- _ACTION ITEM_
Leaving out the images, reproduce every line of the data that follows exactly.

- _TASK MATERIAL_
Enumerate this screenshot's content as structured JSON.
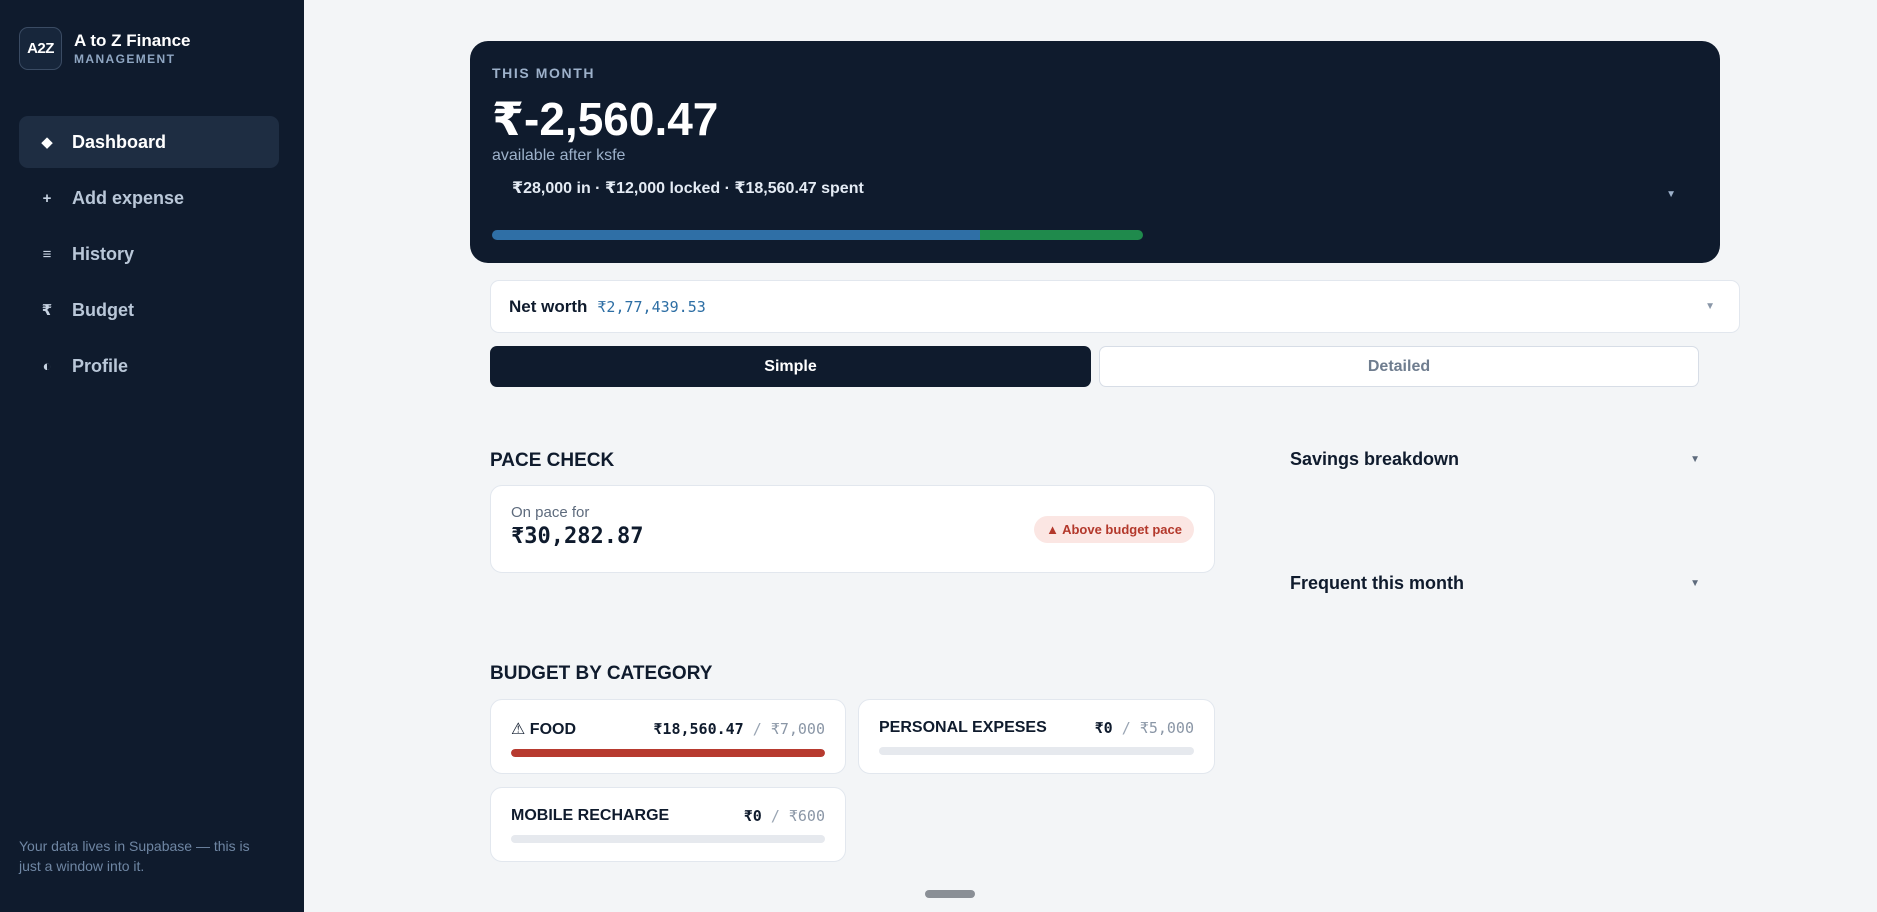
{
  "brand": {
    "logo_text": "A2Z",
    "title": "A to Z Finance",
    "subtitle": "MANAGEMENT"
  },
  "nav": [
    {
      "label": "Dashboard",
      "icon": "diamond-icon",
      "glyph": "◆",
      "active": true
    },
    {
      "label": "Add expense",
      "icon": "plus-icon",
      "glyph": "+",
      "active": false
    },
    {
      "label": "History",
      "icon": "list-icon",
      "glyph": "≡",
      "active": false
    },
    {
      "label": "Budget",
      "icon": "rupee-icon",
      "glyph": "₹",
      "active": false
    },
    {
      "label": "Profile",
      "icon": "half-circle-icon",
      "glyph": "◐",
      "active": false
    }
  ],
  "sidebar_footer": "Your data lives in Supabase — this is just a window into it.",
  "hero": {
    "eyebrow": "THIS MONTH",
    "amount": "₹-2,560.47",
    "sub": "available after ksfe",
    "breakdown": "₹28,000 in · ₹12,000 locked · ₹18,560.47 spent",
    "progress": {
      "locked_fraction": 0.4286,
      "spent_fraction": 0.2143
    },
    "colors": {
      "locked": "#2f6fa6",
      "spent": "#1f8a4c"
    }
  },
  "networth": {
    "label": "Net worth",
    "value": "₹2,77,439.53"
  },
  "view_toggle": {
    "simple": "Simple",
    "detailed": "Detailed",
    "selected": "Simple"
  },
  "pace": {
    "title": "PACE CHECK",
    "label": "On pace for",
    "value": "₹30,282.87",
    "badge": "▲ Above budget pace"
  },
  "panels": {
    "savings": "Savings breakdown",
    "frequent": "Frequent this month"
  },
  "budget": {
    "title": "BUDGET BY CATEGORY",
    "categories": [
      {
        "name": "⚠ FOOD",
        "spent": "₹18,560.47",
        "limit": "₹7,000",
        "fill": 1.0
      },
      {
        "name": "PERSONAL EXPESES",
        "spent": "₹0",
        "limit": "₹5,000",
        "fill": 0
      },
      {
        "name": "MOBILE RECHARGE",
        "spent": "₹0",
        "limit": "₹600",
        "fill": 0
      }
    ],
    "over_color": "#b73a2f"
  }
}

- _ANSWER SPACE_
Enumerate this screenshot's content as structured JSON.
{
  "brand": {
    "logo_text": "A2Z",
    "title": "A to Z Finance",
    "subtitle": "MANAGEMENT"
  },
  "nav": [
    {
      "label": "Dashboard",
      "icon": "diamond-icon",
      "glyph": "◆",
      "active": true
    },
    {
      "label": "Add expense",
      "icon": "plus-icon",
      "glyph": "+",
      "active": false
    },
    {
      "label": "History",
      "icon": "list-icon",
      "glyph": "≡",
      "active": false
    },
    {
      "label": "Budget",
      "icon": "rupee-icon",
      "glyph": "₹",
      "active": false
    },
    {
      "label": "Profile",
      "icon": "half-circle-icon",
      "glyph": "◐",
      "active": false
    }
  ],
  "sidebar_footer": "Your data lives in Supabase — this is just a window into it.",
  "hero": {
    "eyebrow": "THIS MONTH",
    "amount": "₹-2,560.47",
    "sub": "available after ksfe",
    "breakdown": "₹28,000 in · ₹12,000 locked · ₹18,560.47 spent",
    "progress": {
      "locked_fraction": 0.4286,
      "spent_fraction": 0.2143
    },
    "colors": {
      "locked": "#2f6fa6",
      "spent": "#1f8a4c"
    }
  },
  "networth": {
    "label": "Net worth",
    "value": "₹2,77,439.53"
  },
  "view_toggle": {
    "simple": "Simple",
    "detailed": "Detailed",
    "selected": "Simple"
  },
  "pace": {
    "title": "PACE CHECK",
    "label": "On pace for",
    "value": "₹30,282.87",
    "badge": "▲ Above budget pace"
  },
  "panels": {
    "savings": "Savings breakdown",
    "frequent": "Frequent this month"
  },
  "budget": {
    "title": "BUDGET BY CATEGORY",
    "categories": [
      {
        "name": "⚠ FOOD",
        "spent": "₹18,560.47",
        "limit": "₹7,000",
        "fill": 1.0
      },
      {
        "name": "PERSONAL EXPESES",
        "spent": "₹0",
        "limit": "₹5,000",
        "fill": 0
      },
      {
        "name": "MOBILE RECHARGE",
        "spent": "₹0",
        "limit": "₹600",
        "fill": 0
      }
    ],
    "over_color": "#b73a2f"
  }
}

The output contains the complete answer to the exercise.